[Records from a dataset]
• • • • •

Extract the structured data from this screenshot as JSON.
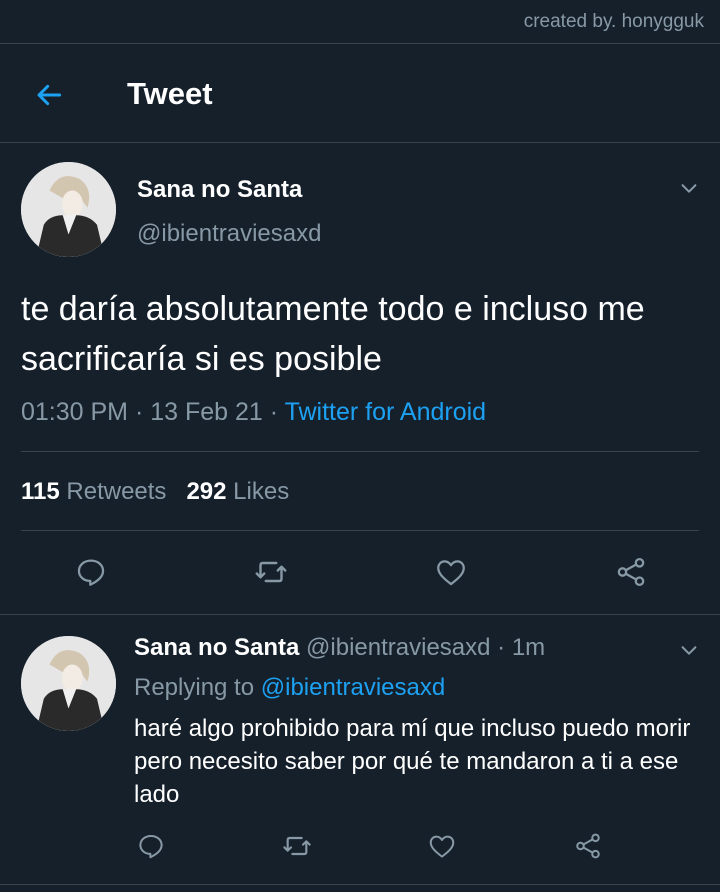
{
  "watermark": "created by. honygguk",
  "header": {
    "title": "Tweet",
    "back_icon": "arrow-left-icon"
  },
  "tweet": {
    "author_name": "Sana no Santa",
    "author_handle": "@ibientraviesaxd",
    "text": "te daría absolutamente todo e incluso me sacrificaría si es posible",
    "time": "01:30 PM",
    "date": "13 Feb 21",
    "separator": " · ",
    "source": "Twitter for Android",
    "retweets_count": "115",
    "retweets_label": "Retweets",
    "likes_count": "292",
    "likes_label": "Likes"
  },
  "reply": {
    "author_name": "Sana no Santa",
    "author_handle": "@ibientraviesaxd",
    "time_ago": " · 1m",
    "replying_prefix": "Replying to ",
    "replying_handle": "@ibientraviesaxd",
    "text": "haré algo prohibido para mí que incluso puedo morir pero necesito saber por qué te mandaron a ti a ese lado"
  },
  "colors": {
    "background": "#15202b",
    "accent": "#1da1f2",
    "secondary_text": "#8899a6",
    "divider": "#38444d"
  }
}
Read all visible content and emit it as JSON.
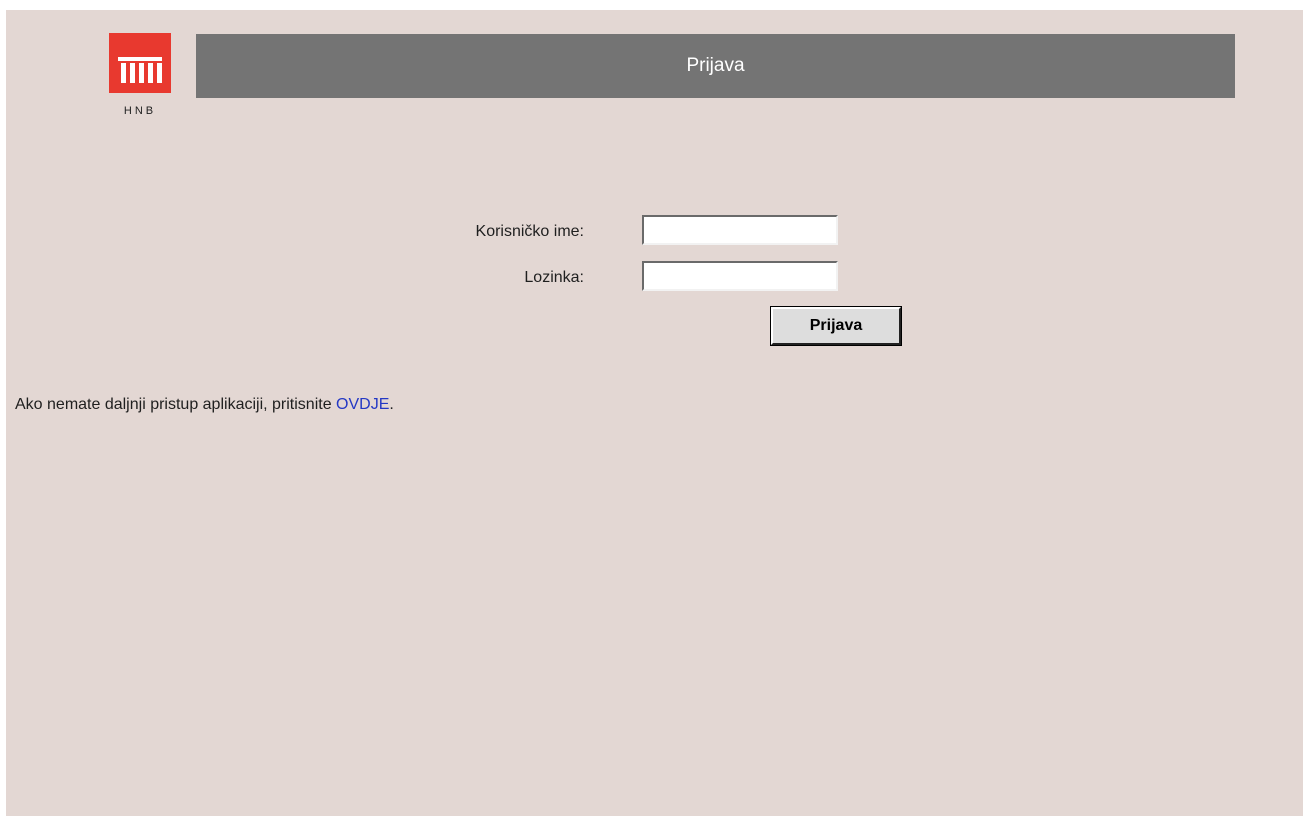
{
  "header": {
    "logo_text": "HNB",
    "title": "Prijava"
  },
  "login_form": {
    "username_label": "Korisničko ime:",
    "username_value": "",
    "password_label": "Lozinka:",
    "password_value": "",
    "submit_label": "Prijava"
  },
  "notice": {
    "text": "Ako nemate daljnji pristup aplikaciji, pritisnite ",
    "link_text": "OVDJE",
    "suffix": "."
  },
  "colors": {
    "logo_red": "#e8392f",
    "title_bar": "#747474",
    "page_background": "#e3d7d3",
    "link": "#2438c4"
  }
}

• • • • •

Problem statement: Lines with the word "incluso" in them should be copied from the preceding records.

Your solution:
    "text": "te daría absolutamente todo e incluso me sacrificaría si es posible",
    "text": "haré algo prohibido para mí que incluso puedo morir pero necesito saber por qué te mandaron a ti a ese lado"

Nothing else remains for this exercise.